> Activity:
Print out each entry without alteration, and keep the pictures out.

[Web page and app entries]

_ _ _ _ _

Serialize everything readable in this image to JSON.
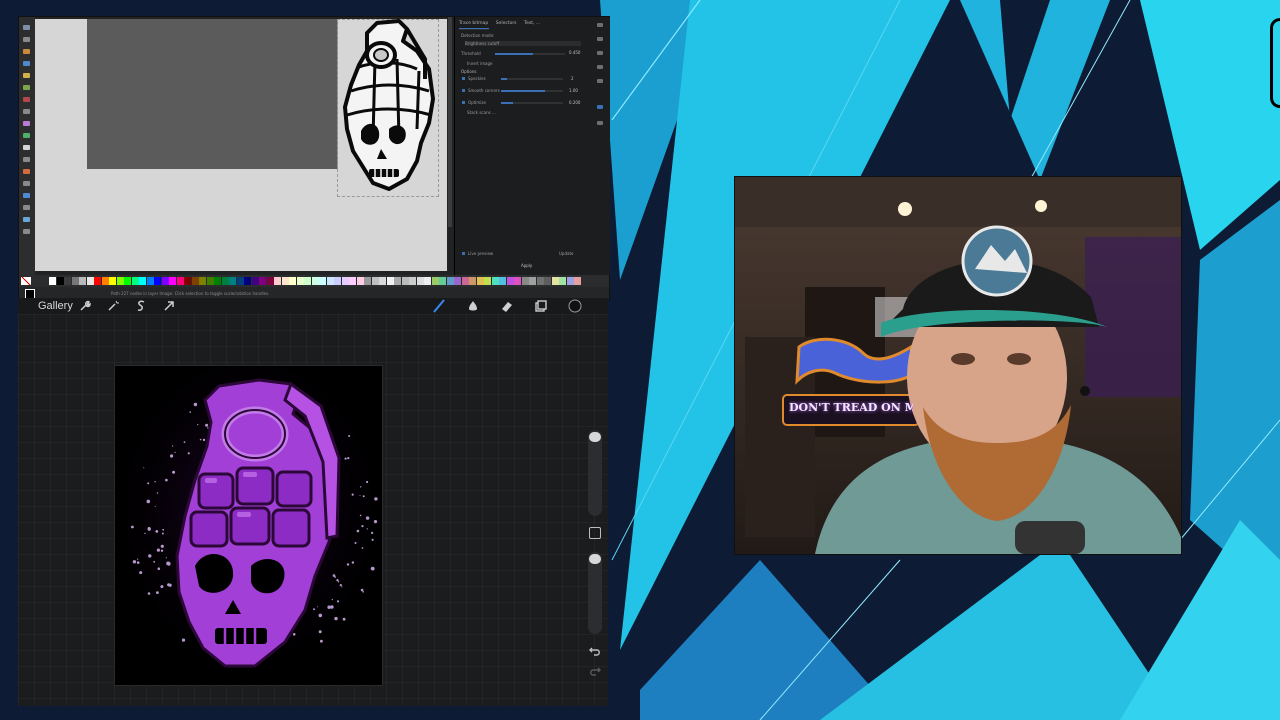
{
  "inkscape": {
    "dialog_tabs": [
      "Trace bitmap",
      "Selectors",
      "Text, ..."
    ],
    "dialog_lines": [
      "Detection mode:",
      "Brightness cutoff",
      "Threshold",
      "Invert image",
      "Options",
      "Speckles",
      "Smooth corners",
      "Optimize",
      "Stack scans ..."
    ],
    "dialog_values": [
      "0.450",
      "2",
      "1.00",
      "0.200"
    ],
    "dialog_footer": {
      "live_preview": "Live preview",
      "update": "Update",
      "apply": "Apply"
    },
    "status_text": "Path 227 nodes in layer Image. Click selection to toggle scale/rotation handles."
  },
  "procreate": {
    "gallery_label": "Gallery",
    "toolbar_left": [
      "wrench-icon",
      "magic-wand-icon",
      "selection-s-icon",
      "move-arrow-icon"
    ],
    "toolbar_right": [
      "brush-icon",
      "smudge-icon",
      "eraser-icon",
      "layers-icon",
      "color-swatch-icon"
    ],
    "active_color": "#111111",
    "brush_accent": "#3a88f2"
  },
  "webcam": {
    "sign_text": "DON'T TREAD ON ME"
  },
  "colors": {
    "inkscape_accent": "#3b6fb6",
    "artwork_purple": "#a23fd6",
    "background_cyan": "#27c9e6"
  }
}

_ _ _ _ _

> Answer to this exercise:
Serialize everything readable in this image to JSON.
{
  "inkscape": {
    "dialog_tabs": [
      "Trace bitmap",
      "Selectors",
      "Text, ..."
    ],
    "dialog_lines": [
      "Detection mode:",
      "Brightness cutoff",
      "Threshold",
      "Invert image",
      "Options",
      "Speckles",
      "Smooth corners",
      "Optimize",
      "Stack scans ..."
    ],
    "dialog_values": [
      "0.450",
      "2",
      "1.00",
      "0.200"
    ],
    "dialog_footer": {
      "live_preview": "Live preview",
      "update": "Update",
      "apply": "Apply"
    },
    "status_text": "Path 227 nodes in layer Image. Click selection to toggle scale/rotation handles."
  },
  "procreate": {
    "gallery_label": "Gallery",
    "toolbar_left": [
      "wrench-icon",
      "magic-wand-icon",
      "selection-s-icon",
      "move-arrow-icon"
    ],
    "toolbar_right": [
      "brush-icon",
      "smudge-icon",
      "eraser-icon",
      "layers-icon",
      "color-swatch-icon"
    ],
    "active_color": "#111111",
    "brush_accent": "#3a88f2"
  },
  "webcam": {
    "sign_text": "DON'T TREAD ON ME"
  },
  "colors": {
    "inkscape_accent": "#3b6fb6",
    "artwork_purple": "#a23fd6",
    "background_cyan": "#27c9e6"
  }
}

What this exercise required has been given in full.